§ Data to process
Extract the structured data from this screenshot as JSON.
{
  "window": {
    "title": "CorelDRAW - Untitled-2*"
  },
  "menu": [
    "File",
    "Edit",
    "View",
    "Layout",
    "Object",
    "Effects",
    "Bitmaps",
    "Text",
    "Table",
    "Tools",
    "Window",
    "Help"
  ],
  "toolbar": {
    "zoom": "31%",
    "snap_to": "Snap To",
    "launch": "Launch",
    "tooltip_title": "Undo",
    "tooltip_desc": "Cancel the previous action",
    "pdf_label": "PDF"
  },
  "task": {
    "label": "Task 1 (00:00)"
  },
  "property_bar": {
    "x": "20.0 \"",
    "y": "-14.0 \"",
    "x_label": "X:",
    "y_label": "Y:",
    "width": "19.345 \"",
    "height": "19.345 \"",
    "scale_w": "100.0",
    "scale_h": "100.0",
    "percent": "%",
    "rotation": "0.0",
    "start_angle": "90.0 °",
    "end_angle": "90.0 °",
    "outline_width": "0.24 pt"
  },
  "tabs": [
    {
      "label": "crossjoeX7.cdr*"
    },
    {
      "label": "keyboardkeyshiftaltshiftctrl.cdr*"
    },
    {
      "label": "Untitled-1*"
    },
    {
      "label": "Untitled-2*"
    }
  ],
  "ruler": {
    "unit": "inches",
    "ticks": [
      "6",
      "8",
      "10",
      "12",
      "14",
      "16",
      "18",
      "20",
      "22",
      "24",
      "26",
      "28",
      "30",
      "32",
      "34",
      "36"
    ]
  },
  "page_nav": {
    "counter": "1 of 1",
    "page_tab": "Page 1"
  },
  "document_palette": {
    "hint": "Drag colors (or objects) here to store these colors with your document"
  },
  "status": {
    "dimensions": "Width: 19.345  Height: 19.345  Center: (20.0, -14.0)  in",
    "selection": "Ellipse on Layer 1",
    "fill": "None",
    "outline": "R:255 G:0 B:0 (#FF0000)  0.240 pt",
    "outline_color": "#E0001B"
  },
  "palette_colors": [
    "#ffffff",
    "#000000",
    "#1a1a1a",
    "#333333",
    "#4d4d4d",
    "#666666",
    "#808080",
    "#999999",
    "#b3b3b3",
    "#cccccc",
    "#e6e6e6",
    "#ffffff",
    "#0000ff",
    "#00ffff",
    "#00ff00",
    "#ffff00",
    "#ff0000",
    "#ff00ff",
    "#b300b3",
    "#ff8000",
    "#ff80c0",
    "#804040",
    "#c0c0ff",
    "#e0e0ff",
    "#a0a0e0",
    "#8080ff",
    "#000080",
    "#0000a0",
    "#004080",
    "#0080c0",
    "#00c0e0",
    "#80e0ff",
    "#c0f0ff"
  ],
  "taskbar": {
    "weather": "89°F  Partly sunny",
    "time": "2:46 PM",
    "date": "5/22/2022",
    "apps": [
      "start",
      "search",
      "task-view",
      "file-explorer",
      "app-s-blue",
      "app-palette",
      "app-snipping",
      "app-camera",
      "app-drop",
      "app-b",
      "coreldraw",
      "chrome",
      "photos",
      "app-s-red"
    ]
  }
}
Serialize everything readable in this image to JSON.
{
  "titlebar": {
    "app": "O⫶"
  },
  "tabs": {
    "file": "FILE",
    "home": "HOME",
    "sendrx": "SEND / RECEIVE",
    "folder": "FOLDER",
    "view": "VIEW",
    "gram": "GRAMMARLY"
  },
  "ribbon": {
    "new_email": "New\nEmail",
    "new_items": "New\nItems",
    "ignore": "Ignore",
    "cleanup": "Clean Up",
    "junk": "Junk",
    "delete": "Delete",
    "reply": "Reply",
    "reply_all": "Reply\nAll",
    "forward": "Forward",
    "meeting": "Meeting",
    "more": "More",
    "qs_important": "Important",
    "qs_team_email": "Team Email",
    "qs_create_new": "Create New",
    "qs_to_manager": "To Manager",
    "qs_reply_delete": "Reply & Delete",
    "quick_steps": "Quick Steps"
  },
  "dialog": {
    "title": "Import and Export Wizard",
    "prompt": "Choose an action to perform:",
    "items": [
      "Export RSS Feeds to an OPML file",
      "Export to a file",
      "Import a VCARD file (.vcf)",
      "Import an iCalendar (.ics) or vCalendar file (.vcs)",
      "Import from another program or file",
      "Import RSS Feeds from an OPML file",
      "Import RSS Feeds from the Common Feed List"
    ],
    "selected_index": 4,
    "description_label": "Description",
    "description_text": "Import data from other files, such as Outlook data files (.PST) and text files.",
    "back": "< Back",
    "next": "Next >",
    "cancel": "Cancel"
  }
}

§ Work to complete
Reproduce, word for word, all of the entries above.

§ Exercise output
Extract the structured data from this screenshot as JSON.
{
  "window": {
    "title": "CorelDRAW - Untitled-2*"
  },
  "menu": [
    "File",
    "Edit",
    "View",
    "Layout",
    "Object",
    "Effects",
    "Bitmaps",
    "Text",
    "Table",
    "Tools",
    "Window",
    "Help"
  ],
  "toolbar": {
    "zoom": "31%",
    "snap_to": "Snap To",
    "launch": "Launch",
    "tooltip_title": "Undo",
    "tooltip_desc": "Cancel the previous action",
    "pdf_label": "PDF"
  },
  "task": {
    "label": "Task 1 (00:00)"
  },
  "property_bar": {
    "x": "20.0 \"",
    "y": "-14.0 \"",
    "x_label": "X:",
    "y_label": "Y:",
    "width": "19.345 \"",
    "height": "19.345 \"",
    "scale_w": "100.0",
    "scale_h": "100.0",
    "percent": "%",
    "rotation": "0.0",
    "start_angle": "90.0 °",
    "end_angle": "90.0 °",
    "outline_width": "0.24 pt"
  },
  "tabs": [
    {
      "label": "crossjoeX7.cdr*"
    },
    {
      "label": "keyboardkeyshiftaltshiftctrl.cdr*"
    },
    {
      "label": "Untitled-1*"
    },
    {
      "label": "Untitled-2*"
    }
  ],
  "ruler": {
    "unit": "inches",
    "ticks": [
      "6",
      "8",
      "10",
      "12",
      "14",
      "16",
      "18",
      "20",
      "22",
      "24",
      "26",
      "28",
      "30",
      "32",
      "34",
      "36"
    ]
  },
  "page_nav": {
    "counter": "1 of 1",
    "page_tab": "Page 1"
  },
  "document_palette": {
    "hint": "Drag colors (or objects) here to store these colors with your document"
  },
  "status": {
    "dimensions": "Width: 19.345  Height: 19.345  Center: (20.0, -14.0)  in",
    "selection": "Ellipse on Layer 1",
    "fill": "None",
    "outline": "R:255 G:0 B:0 (#FF0000)  0.240 pt",
    "outline_color": "#E0001B"
  },
  "palette_colors": [
    "#ffffff",
    "#000000",
    "#1a1a1a",
    "#333333",
    "#4d4d4d",
    "#666666",
    "#808080",
    "#999999",
    "#b3b3b3",
    "#cccccc",
    "#e6e6e6",
    "#ffffff",
    "#0000ff",
    "#00ffff",
    "#00ff00",
    "#ffff00",
    "#ff0000",
    "#ff00ff",
    "#b300b3",
    "#ff8000",
    "#ff80c0",
    "#804040",
    "#c0c0ff",
    "#e0e0ff",
    "#a0a0e0",
    "#8080ff",
    "#000080",
    "#0000a0",
    "#004080",
    "#0080c0",
    "#00c0e0",
    "#80e0ff",
    "#c0f0ff"
  ],
  "taskbar": {
    "weather": "89°F  Partly sunny",
    "time": "2:46 PM",
    "date": "5/22/2022",
    "apps": [
      "start",
      "search",
      "task-view",
      "file-explorer",
      "app-s-blue",
      "app-palette",
      "app-snipping",
      "app-camera",
      "app-drop",
      "app-b",
      "coreldraw",
      "chrome",
      "photos",
      "app-s-red"
    ]
  }
}
Serialize everything readable in this image to JSON.
{
  "titlebar": {
    "app": "O⫶"
  },
  "tabs": {
    "file": "FILE",
    "home": "HOME",
    "sendrx": "SEND / RECEIVE",
    "folder": "FOLDER",
    "view": "VIEW",
    "gram": "GRAMMARLY"
  },
  "ribbon": {
    "new_email": "New\nEmail",
    "new_items": "New\nItems",
    "ignore": "Ignore",
    "cleanup": "Clean Up",
    "junk": "Junk",
    "delete": "Delete",
    "reply": "Reply",
    "reply_all": "Reply\nAll",
    "forward": "Forward",
    "meeting": "Meeting",
    "more": "More",
    "qs_important": "Important",
    "qs_team_email": "Team Email",
    "qs_create_new": "Create New",
    "qs_to_manager": "To Manager",
    "qs_reply_delete": "Reply & Delete",
    "quick_steps": "Quick Steps"
  },
  "dialog": {
    "title": "Import and Export Wizard",
    "prompt": "Choose an action to perform:",
    "items": [
      "Export RSS Feeds to an OPML file",
      "Export to a file",
      "Import a VCARD file (.vcf)",
      "Import an iCalendar (.ics) or vCalendar file (.vcs)",
      "Import from another program or file",
      "Import RSS Feeds from an OPML file",
      "Import RSS Feeds from the Common Feed List"
    ],
    "selected_index": 4,
    "description_label": "Description",
    "description_text": "Import data from other files, such as Outlook data files (.PST) and text files.",
    "back": "< Back",
    "next": "Next >",
    "cancel": "Cancel"
  }
}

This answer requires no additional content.